All the while, the work to reach 50 ratifications continued, despite UN closures and lockdown-driven complications to the ratification process. As they got closer to reaching their goal, campaigners joined Zoom calls from around the world to coordinate everything needed to make the announcement—and when the 50th ratification came through on a Saturday evening, they opened up one such call to everyone who was awake to celebrate making history once again. As Oyarzún describes the scene:
“We very quickly had more than 70 people; it was a cacophony and it was wonderful. People were coming in and out—there were people drinking their coffee, and other people drinking champagne, and bringing in their babies and crying partners. It was lovely because it [gave] the sense of the network that we are. If it had been in person, obviously the celebration would have been amazing, but I think coalitions [can] quickly forget that the partners they work with are people too, that we care and work towards this issue together, so we need to celebrate together… It was immediately about networking the way you would in a party, but in such an informal setting that was lovely to see.”
Aside from the challenges of the pandemic, another remarkable aspect of achieving this milestone is the fact that top officials were willing to lobby to keep it from happening. Within a few weeks prior to the announcement, governments of nuclear-armed nations applied pressure to countries that had already signed the treaty—with the U.S. even going so far as to send a letter to signatories asking them to retract their support. Despite these efforts, the signatories didn’t back down and stood by their decision to help move the treaty forward, which further galvanized the campaign. As Oyarzún puts it, “[Governments] wouldn't fight back if this treaty weren't going to change things. And having that confirmation that they're rattled, and then within weeks, achieving that milestone—which means you can't turn it back, nuclear weapons will be illegal under international law—that is something which I think everyone gets to be really proud of.”

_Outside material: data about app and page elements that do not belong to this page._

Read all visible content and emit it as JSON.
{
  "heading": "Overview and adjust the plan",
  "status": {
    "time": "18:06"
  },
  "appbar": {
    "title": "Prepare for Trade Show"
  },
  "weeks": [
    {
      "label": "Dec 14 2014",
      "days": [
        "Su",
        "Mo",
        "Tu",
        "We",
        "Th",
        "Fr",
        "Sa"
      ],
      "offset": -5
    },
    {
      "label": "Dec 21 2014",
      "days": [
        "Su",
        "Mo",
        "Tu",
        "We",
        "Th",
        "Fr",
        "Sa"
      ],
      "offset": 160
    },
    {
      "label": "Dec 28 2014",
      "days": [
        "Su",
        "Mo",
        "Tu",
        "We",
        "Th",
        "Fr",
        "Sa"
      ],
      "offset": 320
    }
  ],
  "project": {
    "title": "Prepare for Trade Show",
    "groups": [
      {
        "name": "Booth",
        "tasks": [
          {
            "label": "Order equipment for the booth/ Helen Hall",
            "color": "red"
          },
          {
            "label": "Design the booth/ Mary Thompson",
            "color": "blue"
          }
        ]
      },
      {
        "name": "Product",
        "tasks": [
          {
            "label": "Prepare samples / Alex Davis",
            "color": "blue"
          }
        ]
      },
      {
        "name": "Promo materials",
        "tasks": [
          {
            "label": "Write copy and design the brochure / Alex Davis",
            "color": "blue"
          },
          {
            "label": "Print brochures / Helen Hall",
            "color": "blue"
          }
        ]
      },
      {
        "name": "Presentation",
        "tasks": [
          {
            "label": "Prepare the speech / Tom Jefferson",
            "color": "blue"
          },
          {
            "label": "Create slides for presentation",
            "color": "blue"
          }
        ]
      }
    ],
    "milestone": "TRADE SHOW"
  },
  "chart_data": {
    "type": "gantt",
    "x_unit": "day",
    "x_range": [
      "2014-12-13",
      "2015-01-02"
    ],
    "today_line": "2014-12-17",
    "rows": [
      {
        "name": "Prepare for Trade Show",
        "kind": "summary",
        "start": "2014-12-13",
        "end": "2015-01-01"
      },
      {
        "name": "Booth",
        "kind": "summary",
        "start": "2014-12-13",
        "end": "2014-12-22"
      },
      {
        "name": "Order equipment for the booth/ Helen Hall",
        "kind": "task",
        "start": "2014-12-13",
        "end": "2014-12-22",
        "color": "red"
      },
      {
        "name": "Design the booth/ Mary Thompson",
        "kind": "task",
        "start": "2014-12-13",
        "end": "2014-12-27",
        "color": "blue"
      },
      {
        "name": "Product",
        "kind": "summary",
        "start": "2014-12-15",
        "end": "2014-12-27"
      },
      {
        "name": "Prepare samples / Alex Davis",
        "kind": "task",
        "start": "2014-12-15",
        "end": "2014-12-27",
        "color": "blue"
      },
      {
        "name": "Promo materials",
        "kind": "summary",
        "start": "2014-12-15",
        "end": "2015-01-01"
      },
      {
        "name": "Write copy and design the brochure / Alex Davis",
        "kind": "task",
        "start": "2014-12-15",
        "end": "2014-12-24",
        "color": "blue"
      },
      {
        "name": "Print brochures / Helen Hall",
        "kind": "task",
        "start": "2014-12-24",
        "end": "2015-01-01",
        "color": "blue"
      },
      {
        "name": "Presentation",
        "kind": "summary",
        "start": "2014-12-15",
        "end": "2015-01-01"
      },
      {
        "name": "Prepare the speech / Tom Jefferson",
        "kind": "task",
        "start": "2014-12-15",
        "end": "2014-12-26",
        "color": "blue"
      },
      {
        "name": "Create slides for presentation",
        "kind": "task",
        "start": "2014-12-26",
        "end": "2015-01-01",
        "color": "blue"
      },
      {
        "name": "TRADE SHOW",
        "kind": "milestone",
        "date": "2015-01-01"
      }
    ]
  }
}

After the initial celebrations, the campaign shifted focus to organizing a global day of action on January 22, the day the treaty would enter into force. They launched a map page where supporters could submit and host their own events, and within two days after sharing the page (more than a month before the day of action), at least 15 events were scheduled in locations that were oceans apart. The event page has given campaigners a way to find each other locally in a way they hadn’t before, and given Oyarzún the chance to appreciate the depth of connections they’ve built with their supporters. “There are going to be events at U.S. universities that directly reference our report [on universities in the U.S. nuclear weapons complex]. And [in NationBuilder] you can see, ‘oh, this person saw the report, signed up to volunteer, they've been in touch with Alicia, and now they're on our event page—and there's an easy workflow that means we can really work on this relationship… It [gives] us this easy path for our resources to land with the right people, and for them to actually do something with it.”